    Geez! How's that for a scientific term? My favorite phrase and I use it to express a multitude of emotions. Glad I wasn't treated by a doctor back then. Even today doctor's have questionable practices. They shortened the life of my mother by giving her too many IV fluids which filled her lungs. Even though she only weighed 98 pounds, she gained seventeen pounds in two days. Her lungs filled, she couldn't breathe and she died.

    I know that modern medicine saves lives and medicines do as well, but still...there seem to be problems.

    Again, this is another marvelous post by the good doctor.


    1. So sorry to hear about your mother's treatment, Charlie.

      Napoleon did not have a great opinion about doctors:

      'Doctors will have more lives to answer for in the next world than even we generals.'

  3. Tracking their "MOVEMENTS" - HAHAHAHAHA!!! oh, my goodness. I also wonder at the "colon cleansing" practices of today... Yeee-ikes.

    1. Indeed, Meg!

      Actually, archaeologists can discover a lot from examining latrine sites and examining the movements of those who had once used them! A comparison of the latrines at Versailles (home of King Louis XIV, the Sun King) with those of poor Parisians of the same time showed that the poor may well have been healthier than the rich. The latrines at Versailles contained more fossilised parasites than those from the poor districts of Paris. The rich ate meat, which often may have been rancid and contained parasites. On the other hand the poor had less meat, more vegetables and seemed to have less parasite infestations!

  4. I find it interesting that many cures are almost worse than the disease.
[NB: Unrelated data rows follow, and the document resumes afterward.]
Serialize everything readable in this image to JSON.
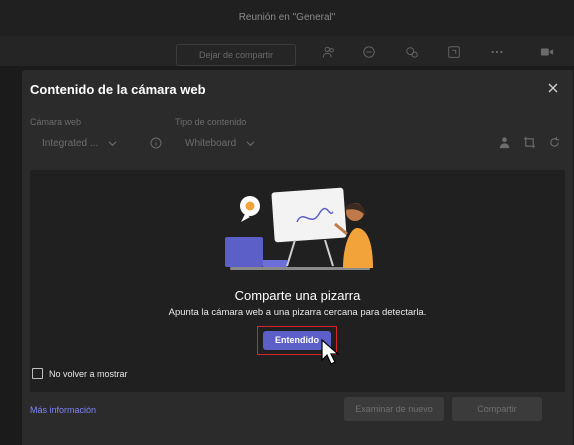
{
  "window": {
    "title": "Reunión en \"General\""
  },
  "toolbar": {
    "share_label": "Dejar de compartir",
    "icons": [
      "people-icon",
      "chat-icon",
      "react-icon",
      "rooms-icon",
      "more-icon",
      "camera-icon"
    ]
  },
  "dialog": {
    "title": "Contenido de la cámara web",
    "camera_label": "Cámara web",
    "camera_value": "Integrated ...",
    "content_type_label": "Tipo de contenido",
    "content_type_value": "Whiteboard",
    "message_title": "Comparte una pizarra",
    "message_subtitle": "Apunta la cámara web a una pizarra cercana para detectarla.",
    "primary_button": "Entendido",
    "checkbox_label": "No volver a mostrar",
    "link_label": "Más información",
    "retry_button": "Examinar de nuevo",
    "share_button": "Compartir"
  },
  "colors": {
    "accent": "#5b5fc7",
    "link": "#7f85f5",
    "highlight": "#d7262b",
    "dialog_bg": "#2b2b2b"
  }
}
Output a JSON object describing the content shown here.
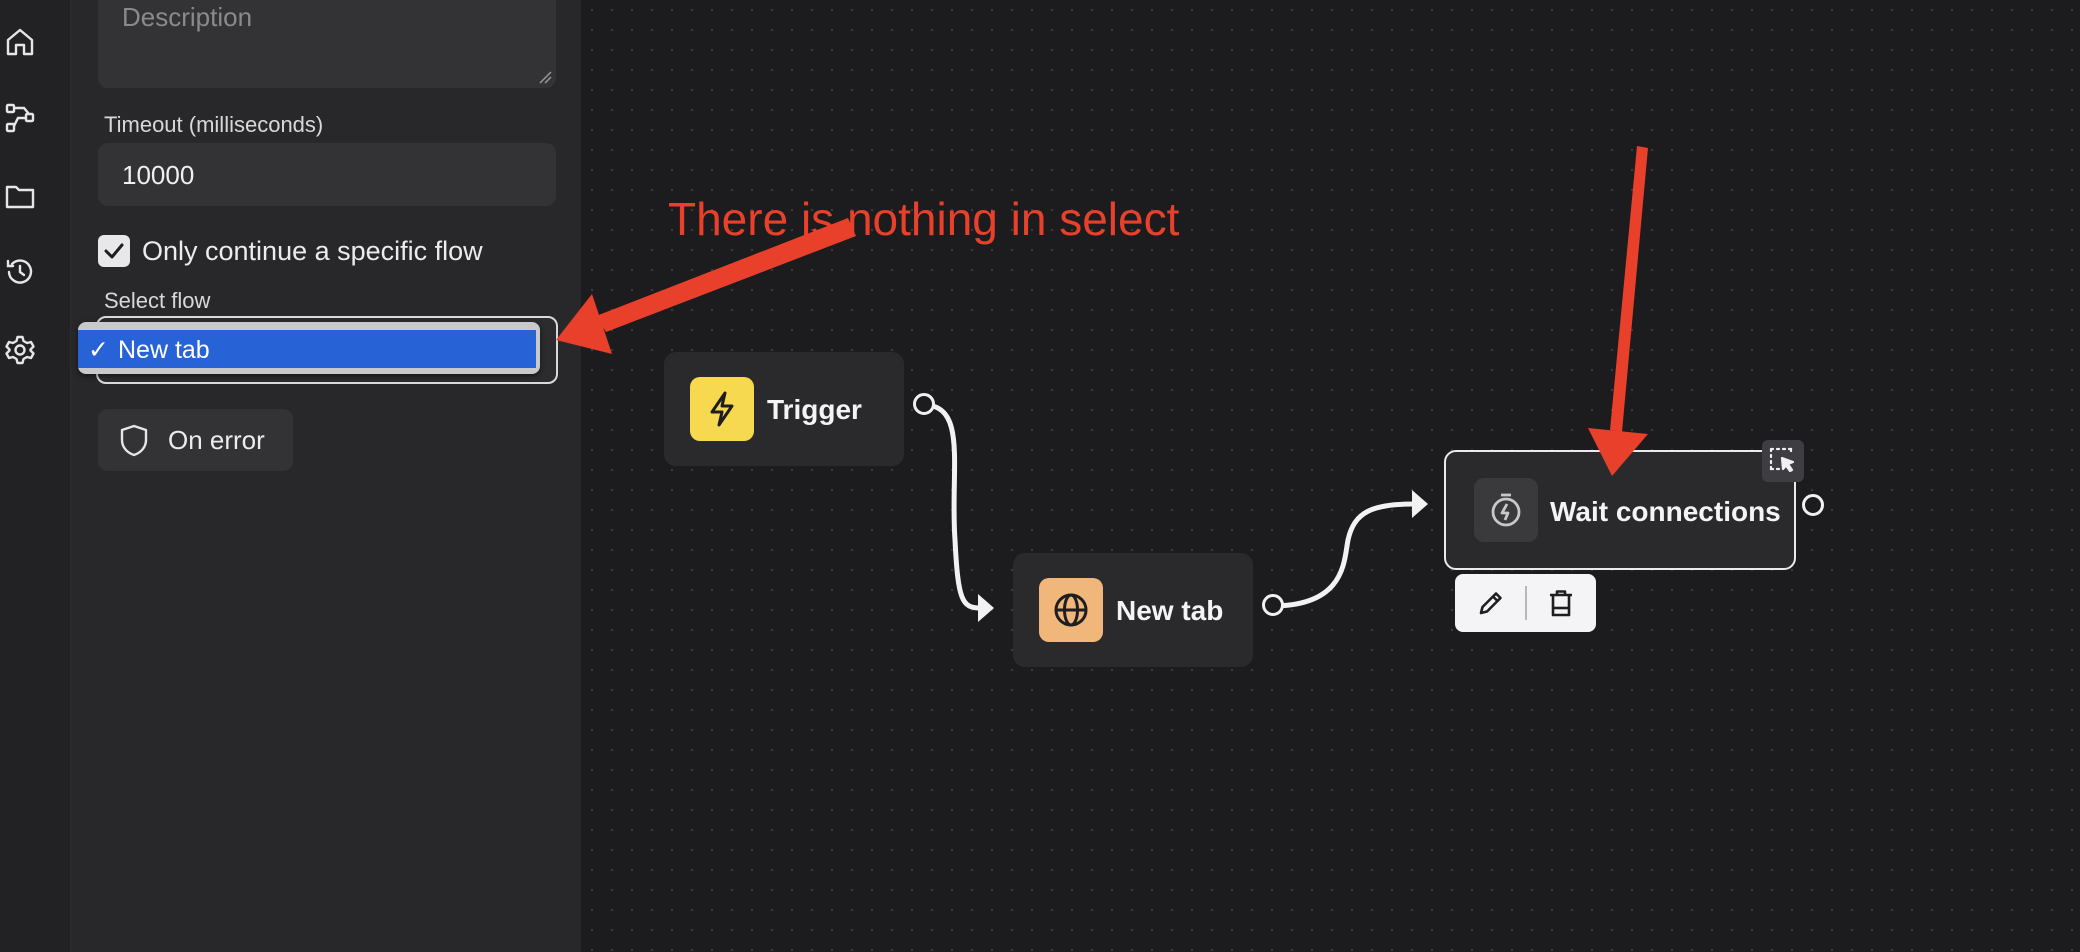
{
  "sidebar": {
    "icons": [
      "home-icon",
      "workflow-icon",
      "folder-icon",
      "history-icon",
      "settings-icon"
    ]
  },
  "panel": {
    "description_placeholder": "Description",
    "timeout_label": "Timeout (milliseconds)",
    "timeout_value": "10000",
    "only_continue_label": "Only continue a specific flow",
    "only_continue_checked": true,
    "select_flow_label": "Select flow",
    "select_option": "New tab",
    "on_error_label": "On error"
  },
  "canvas": {
    "nodes": [
      {
        "id": "trigger",
        "label": "Trigger",
        "icon": "lightning-icon",
        "color": "#f6d94e"
      },
      {
        "id": "new-tab",
        "label": "New tab",
        "icon": "globe-icon",
        "color": "#f0b67a"
      },
      {
        "id": "wait-connections",
        "label": "Wait connections",
        "icon": "stopwatch-icon",
        "color": "#3a3a3d"
      }
    ],
    "toolbar": [
      "pencil-icon",
      "trash-icon"
    ]
  },
  "annotation": {
    "text": "There is nothing in select",
    "color": "#e8402a"
  }
}
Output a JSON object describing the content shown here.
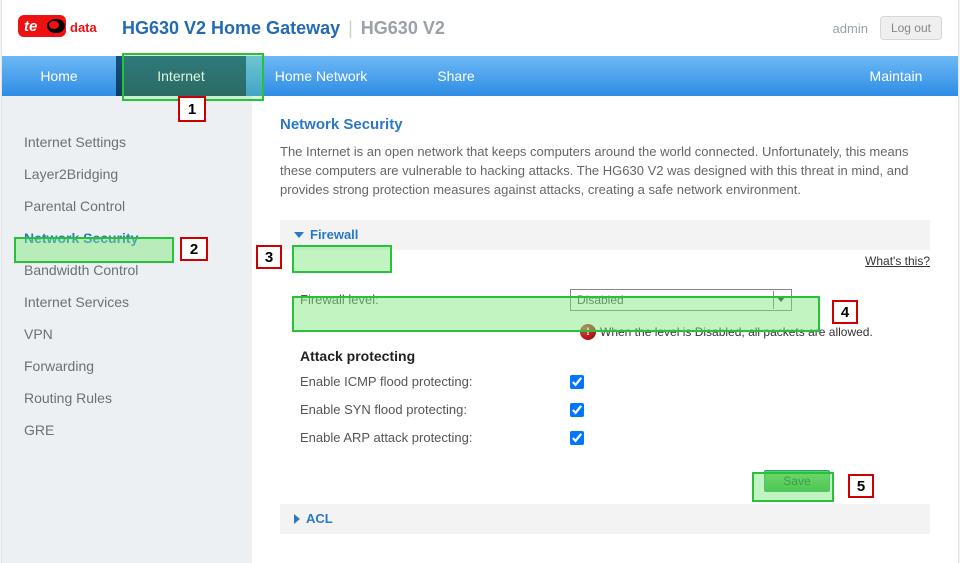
{
  "header": {
    "title_main": "HG630 V2 Home Gateway",
    "title_sub": "HG630 V2",
    "user": "admin",
    "logout": "Log out"
  },
  "nav": {
    "home": "Home",
    "internet": "Internet",
    "home_network": "Home Network",
    "share": "Share",
    "maintain": "Maintain"
  },
  "sidebar": {
    "items": [
      "Internet Settings",
      "Layer2Bridging",
      "Parental Control",
      "Network Security",
      "Bandwidth Control",
      "Internet Services",
      "VPN",
      "Forwarding",
      "Routing Rules",
      "GRE"
    ],
    "active_index": 3
  },
  "main": {
    "heading": "Network Security",
    "intro": "The Internet is an open network that keeps computers around the world connected. Unfortunately, this means these computers are vulnerable to hacking attacks. The HG630 V2 was designed with this threat in mind, and provides strong protection measures against attacks, creating a safe network environment.",
    "section_firewall": "Firewall",
    "whats_this": "What's this?",
    "firewall_level_label": "Firewall level:",
    "firewall_level_value": "Disabled",
    "warn_text": "When the level is Disabled, all packets are allowed.",
    "subhead_attack": "Attack protecting",
    "opt_icmp": "Enable ICMP flood protecting:",
    "opt_syn": "Enable SYN flood protecting:",
    "opt_arp": "Enable ARP attack protecting:",
    "save": "Save",
    "section_acl": "ACL"
  },
  "callouts": {
    "c1": "1",
    "c2": "2",
    "c3": "3",
    "c4": "4",
    "c5": "5"
  }
}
It is also interesting the most of the women doctors in the late 1800's were homeopaths, with a few allopaths.

    As usual, your post is fasciniating and useful. It helps me a great deal in my own research. Your new book also sounds like a winner. Doris McCraw/Angela Raines

    1. Thank you, Doris. That is interesting about women doctors and homeopathy. I see that The Female Medical College of Philadelphia (the first medical school in the world exclusively for women) was founded in 1850 and became the Women's Medical College of Philadelphia in 1867. It only admitted men in 1970 and then became the Medical College of Philadelphia. It was amalgamated with Hahnemann Medical College, the USA's first homeopathic college (founded around the same time as the WMCof P), to become Drexel University College of Medicine in 2002.

  5. I concur with Doris in that these posts you share on the old timey medical topics are fascinating. I look forward to reading them.

    If my American history memory serves me, I believe George Washington underwent a bloodletting procedure that hastened his death.

    Back then, it was certainly scary to be ill... heck, it still is. :-)

  6. Thank you, Kaye.

    Yes, George Washington was given the heroic medical approach. The methods of Dr Benjamin Rush were very influential on the doctors of the day. When the president fell ill he was attended by three doctors; his own family physician, Dr James Craig, Dr Gustavus Brown, a physician with a good diagnostic reputation, and Dr Elisha Dick. He was treated by blistering, enema and four blood-lettings. Dr Dick was against the excessive blood-letting and advised performing a tracheotomy (an operation to make an opening in the throat to by-pass the obstruction to his breathing), but the other two over-ruled him. He was given further poultices and purged with CALOMEL!

    Realising he was going to die, George Washington thanked all three doctors.

    Yes, it was brutal and it seems totally barbaric, yet the doctors were doing their very best, applying the accepted treatments of the day.

    Incidentally, George Washington seems to have had calomel at various times in his life and it is thought that this may have contributed to been responsible for the loss of his teeth. His famous false teeth, once thought to have been made of wood, but now known to be carved from hippopotamus ivory, were stained and discoloured from his tea and wine drinking tastes. The dentures are on display at the National Museum of Dentistry in Baltimore.